  • Creative “extras”: Students and spectators can visit our photobooth and take pictures on the moon, with a robot, or pose with our on-site Lego trophies (in gold, silver, or bronze). Spectators can participate in a “Spectator Challenge” which poses questions about APEGA, engineering and geoscience, and the same topics that the students are learning in their Mystery Challenges. The 2019 Science Olympics also embraced Augmented Reality to turn on display videos and games that are triggered by the t-shirt design.

A crucial part of the APEGA Science Olympics’ success is our methodology. APEGA believes in promoting engineering and geoscience to youth by fostering a love of science, technology, engineering, and math (STEM) and supporting the development of critical STEM skills such as problem solving, critical thinking, communication, creativity, and teamwork. All our challenges are tied directly to Alberta Education curricula, to ensure that students can see real-world applications of the science and math concepts they are learning. We intentionally recruit APEGA member volunteers to serve as event assistants and judges, to incorporate informal mentorship into every aspect of the day.

It is very important to us that we explicitly reward teams for demonstrating the skills necessary for their future success in the workforce; The total potential points for each activity are split evenly between technical success (e.g. device meets the specifications, how well it performs the assigned task, time to complete, etc.) and soft skills (e.g. creativity, communication, teamwork, etc.). Additionally, students’ overall placing is not determined in relation to other groups, but rather based on a threshold model. Multiple teams may win gold, for example, if they score enough points in both technical and teamwork categories. This scoring model emphasizes the fact that there are numerous ways to solve a problem and encourages students to challenge themselves to improve and master these STEM skills and concepts, rather than simply trying to “outsmart” the group in front of them.

Success of this methodology is demonstrated by our rapid program growth (our Edmonton Science Olympics event has doubled registration in two years; growing from 468 students in 2017 to 932 students in 2019). We continue to reach 50 per cent female participation year-over-year, a testament to the importance of designing unique challenges, incorporating mentorship, demonstrating creativity, and rewarding both the process and the product.

Student, parent, and teacher feedback continues to be overwhelmingly positive. Additionally, we are now seeing former Science Olympics participants return to the event – now as Professional Members who want to volunteer and help APEGA inspire and empower the next generation of professionals:

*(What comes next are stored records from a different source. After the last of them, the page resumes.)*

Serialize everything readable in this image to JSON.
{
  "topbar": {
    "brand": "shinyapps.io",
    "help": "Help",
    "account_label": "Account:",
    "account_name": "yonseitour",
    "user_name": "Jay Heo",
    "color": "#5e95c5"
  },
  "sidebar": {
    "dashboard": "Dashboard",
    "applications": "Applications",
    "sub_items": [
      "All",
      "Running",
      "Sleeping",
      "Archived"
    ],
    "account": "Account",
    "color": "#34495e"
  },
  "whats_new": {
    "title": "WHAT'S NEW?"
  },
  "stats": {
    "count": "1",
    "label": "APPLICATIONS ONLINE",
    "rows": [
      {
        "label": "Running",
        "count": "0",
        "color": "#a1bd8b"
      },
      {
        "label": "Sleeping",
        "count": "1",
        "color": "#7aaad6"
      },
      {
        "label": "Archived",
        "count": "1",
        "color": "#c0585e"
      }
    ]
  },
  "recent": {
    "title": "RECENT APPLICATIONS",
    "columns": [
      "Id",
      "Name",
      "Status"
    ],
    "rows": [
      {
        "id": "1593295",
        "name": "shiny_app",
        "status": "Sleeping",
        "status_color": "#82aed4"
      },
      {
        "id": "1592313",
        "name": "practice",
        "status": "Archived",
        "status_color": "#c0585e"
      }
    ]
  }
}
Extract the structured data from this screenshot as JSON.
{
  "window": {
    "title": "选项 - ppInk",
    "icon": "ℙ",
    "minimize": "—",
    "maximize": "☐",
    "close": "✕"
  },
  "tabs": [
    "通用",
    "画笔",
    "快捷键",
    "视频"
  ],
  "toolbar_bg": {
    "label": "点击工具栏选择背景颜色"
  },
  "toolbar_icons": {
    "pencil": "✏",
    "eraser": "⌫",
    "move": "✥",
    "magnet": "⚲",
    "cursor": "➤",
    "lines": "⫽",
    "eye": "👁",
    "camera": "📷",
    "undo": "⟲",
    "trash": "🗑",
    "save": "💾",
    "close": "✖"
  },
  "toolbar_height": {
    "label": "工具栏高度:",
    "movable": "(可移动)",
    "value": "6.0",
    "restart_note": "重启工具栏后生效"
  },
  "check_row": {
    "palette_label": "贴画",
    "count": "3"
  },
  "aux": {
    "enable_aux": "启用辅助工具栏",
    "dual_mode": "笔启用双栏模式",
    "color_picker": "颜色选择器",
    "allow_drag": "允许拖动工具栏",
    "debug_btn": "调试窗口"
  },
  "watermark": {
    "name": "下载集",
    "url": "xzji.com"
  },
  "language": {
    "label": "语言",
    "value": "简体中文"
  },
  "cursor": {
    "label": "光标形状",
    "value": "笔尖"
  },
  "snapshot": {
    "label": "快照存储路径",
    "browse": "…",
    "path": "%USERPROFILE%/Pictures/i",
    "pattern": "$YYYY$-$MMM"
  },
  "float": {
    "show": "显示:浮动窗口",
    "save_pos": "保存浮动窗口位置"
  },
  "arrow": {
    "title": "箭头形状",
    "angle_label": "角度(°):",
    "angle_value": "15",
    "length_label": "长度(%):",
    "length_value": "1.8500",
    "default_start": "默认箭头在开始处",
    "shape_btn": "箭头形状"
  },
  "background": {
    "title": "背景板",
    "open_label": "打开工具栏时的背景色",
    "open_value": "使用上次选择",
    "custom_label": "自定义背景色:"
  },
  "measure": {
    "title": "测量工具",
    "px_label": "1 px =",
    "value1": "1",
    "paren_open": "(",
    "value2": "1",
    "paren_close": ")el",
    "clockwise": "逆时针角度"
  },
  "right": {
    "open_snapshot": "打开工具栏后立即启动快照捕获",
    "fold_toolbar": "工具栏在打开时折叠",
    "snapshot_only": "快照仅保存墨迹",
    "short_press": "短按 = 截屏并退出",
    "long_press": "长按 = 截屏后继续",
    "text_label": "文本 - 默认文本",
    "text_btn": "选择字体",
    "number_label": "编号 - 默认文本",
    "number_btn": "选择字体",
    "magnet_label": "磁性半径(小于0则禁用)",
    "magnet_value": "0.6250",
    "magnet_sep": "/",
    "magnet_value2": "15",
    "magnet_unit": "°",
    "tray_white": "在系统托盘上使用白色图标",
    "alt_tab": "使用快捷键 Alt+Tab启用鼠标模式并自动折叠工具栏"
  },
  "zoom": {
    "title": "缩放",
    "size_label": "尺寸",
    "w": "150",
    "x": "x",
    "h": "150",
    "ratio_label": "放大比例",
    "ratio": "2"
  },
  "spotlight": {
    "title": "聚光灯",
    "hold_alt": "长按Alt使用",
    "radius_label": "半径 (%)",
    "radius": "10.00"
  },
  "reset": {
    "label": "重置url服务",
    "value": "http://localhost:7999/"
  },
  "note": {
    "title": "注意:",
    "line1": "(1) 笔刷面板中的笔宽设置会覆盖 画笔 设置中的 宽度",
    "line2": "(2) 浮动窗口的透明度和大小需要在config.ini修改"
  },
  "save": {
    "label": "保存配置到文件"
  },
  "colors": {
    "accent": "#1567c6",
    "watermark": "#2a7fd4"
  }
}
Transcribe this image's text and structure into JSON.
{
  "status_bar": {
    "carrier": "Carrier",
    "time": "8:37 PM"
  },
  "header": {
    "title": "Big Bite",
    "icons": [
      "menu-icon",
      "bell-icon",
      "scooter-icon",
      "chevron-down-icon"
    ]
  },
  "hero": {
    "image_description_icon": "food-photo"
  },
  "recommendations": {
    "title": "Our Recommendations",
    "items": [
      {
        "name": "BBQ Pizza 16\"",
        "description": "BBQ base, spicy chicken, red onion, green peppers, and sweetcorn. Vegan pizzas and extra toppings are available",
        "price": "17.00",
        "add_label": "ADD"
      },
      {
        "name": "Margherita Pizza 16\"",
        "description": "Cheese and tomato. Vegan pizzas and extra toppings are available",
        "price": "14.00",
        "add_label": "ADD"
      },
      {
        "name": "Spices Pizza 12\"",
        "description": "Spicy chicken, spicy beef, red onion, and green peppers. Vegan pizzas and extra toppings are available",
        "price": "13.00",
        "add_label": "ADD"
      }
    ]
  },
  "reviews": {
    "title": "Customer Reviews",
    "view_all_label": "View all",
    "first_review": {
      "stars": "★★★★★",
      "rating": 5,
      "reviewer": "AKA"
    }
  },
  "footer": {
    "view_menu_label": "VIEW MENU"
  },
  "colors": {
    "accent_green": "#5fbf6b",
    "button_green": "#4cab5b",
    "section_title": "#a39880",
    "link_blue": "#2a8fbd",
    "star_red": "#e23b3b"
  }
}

“[The APEGA Science Olympics] has taught my child that engineering and geoscience are very educational and very fun when participating with friends to obtain a common goal!” - Parent

“This a huge event to organize and I am grateful for the opportunity to have my kids involved.  I've been coming for several years now and will continue to!  Thank you!” -Teacher

“I think that many students learn more through the process of Science Olympics (at school and event) than they do through many of their courses.” – Teacher

“I saw so many amazing interactions between professional APEGA members and students. Thank you to all of the APEGA members and volunteers there for being so approachable and connecting our kids to these science professions.” – Parent

The Science Olympics are APEGA’s flagship outreach event and provide students, teachers, and family members with experiences that are intentionally designed to excite and intrigue all ages. For APEGA member volunteers, the event provides a way for professionals to share their passion with the next generation. For teachers and parents, the Science Olympics serves as a shining example of the limitless possibilities of STEM education and STEM careers for their children. Lastly, for the participants, the APEGA Science Olympics provides a safe space for children to collaborate, ideate, test, iterate, and celebrate each individuals’ strengths.